CF05 Evaluating Evidence
Students in this course learn to combine creative and critical thinking to quantitatively apply methods used in the natural and social sciences. Students learn to frame problems effectively, develop and test hypotheses, and derive insights from empirical evidence. Students will dig deeply into different types of data; comparing cases in which direct manipulation of the phenomena being studied is not possible (such as observational studies, case studies, and surveys), and cases in which variables are manipulated to different degrees (such as randomized controlled medical trials and quasi-experiments). We emphasize the tenets of good research design, strengths and limitations of different design types, quantitative methods to validate data, and the generalizability of inferences drawn from distinct study designs.
CF06 Creative and Decisive Thinking
Problem solving and iterative design are among the most fundamental skills that facilitate effective work in any area. In this course, we systematically practice these skills, learning to apply them to concrete problems across domains. Students will gain a foundation in problem solving and creative thinking upon which they can build expertise in disciplinary knowledge.
CF07 Statistical Intuitions & Applications
In this course, students learn how to use probability and statistics to extract useful information from data, including identifying the correct tool to be used for a given application and set of assumptions, along with interpreting the results. Students learn how to represent a problem formally by identifying the variables and parameters and then creating a model that uses relevant data to address the problem. Students investigate the use of descriptive statistics to describe data and consider the uses and misuses of correlation models. This is followed by an examination of probability and probability distributions, focusing on how to use them to make inferences about populations from samples. We conclude by studying Bayesian statistics and inference as a framework for thinking about problems and prediction probabilistically.
CF08 Systems and Society
This course focuses on effective engagement in social systems. Students will examine social interaction through the lens of complex systems theory, which provides a powerful framework for understanding human behavior and group dynamics. Students learn to recognize that they are embedded within many different complex social systems, and they apply their understanding of these systems to analyzing and improving social interactions.
CF09 Critique and Communication
From the languages we speak to the images we see, our world is layered with information. To communicate effectively, we need to learn how to analyze these layers, see how they are organized, and understand how they will be perceived by different audiences. Learning to take critical perspectives improves our ability to weigh evidence, evaluate decisions, and craft persuasive, well-supported arguments. In this course, students learn to extend the principles of close reading and careful writing to a wide range of written and multimedia communications.
Teaching Durable Skills: How Universities Can Intentionally Build Critical Competencies

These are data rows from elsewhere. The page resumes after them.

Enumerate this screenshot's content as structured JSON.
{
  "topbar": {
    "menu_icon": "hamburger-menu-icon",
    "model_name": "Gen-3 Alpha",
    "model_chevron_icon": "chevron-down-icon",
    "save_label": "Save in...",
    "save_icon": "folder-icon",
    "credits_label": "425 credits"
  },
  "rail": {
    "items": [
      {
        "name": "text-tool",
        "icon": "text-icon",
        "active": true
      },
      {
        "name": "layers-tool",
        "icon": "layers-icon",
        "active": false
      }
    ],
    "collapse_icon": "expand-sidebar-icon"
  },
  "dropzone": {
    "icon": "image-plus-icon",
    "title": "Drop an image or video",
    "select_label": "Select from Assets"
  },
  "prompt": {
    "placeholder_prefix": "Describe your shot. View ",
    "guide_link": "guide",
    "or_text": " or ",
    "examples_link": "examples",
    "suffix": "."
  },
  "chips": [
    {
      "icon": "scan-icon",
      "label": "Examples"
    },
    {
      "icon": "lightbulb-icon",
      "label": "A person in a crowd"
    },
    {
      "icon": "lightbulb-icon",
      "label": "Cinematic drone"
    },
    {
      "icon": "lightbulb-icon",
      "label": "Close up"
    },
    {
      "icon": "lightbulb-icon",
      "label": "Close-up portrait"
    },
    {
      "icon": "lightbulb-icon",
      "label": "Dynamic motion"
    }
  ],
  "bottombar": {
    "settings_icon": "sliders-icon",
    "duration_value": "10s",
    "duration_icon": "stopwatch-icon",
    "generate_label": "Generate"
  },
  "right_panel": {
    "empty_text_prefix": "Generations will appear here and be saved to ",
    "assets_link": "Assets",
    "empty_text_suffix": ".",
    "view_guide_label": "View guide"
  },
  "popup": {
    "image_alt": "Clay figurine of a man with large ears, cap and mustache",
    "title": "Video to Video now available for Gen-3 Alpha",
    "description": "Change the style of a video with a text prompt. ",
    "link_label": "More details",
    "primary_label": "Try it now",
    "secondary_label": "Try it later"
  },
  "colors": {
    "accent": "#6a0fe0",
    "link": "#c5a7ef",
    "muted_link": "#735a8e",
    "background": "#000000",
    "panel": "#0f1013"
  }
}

Durable skills like analytical decision-making and creative problem-solving are universally valued but not universally taught.

In our latest publication, Teaching Durable Skills: How Universities Can Intentionally Build Critical Competencies, we offer definitions, implications, and guidance for university leaders seeking to intentionally integrate durable skills into their curriculum.

Download the white paper

If you are a visionary leader, you need an equally visionary partner.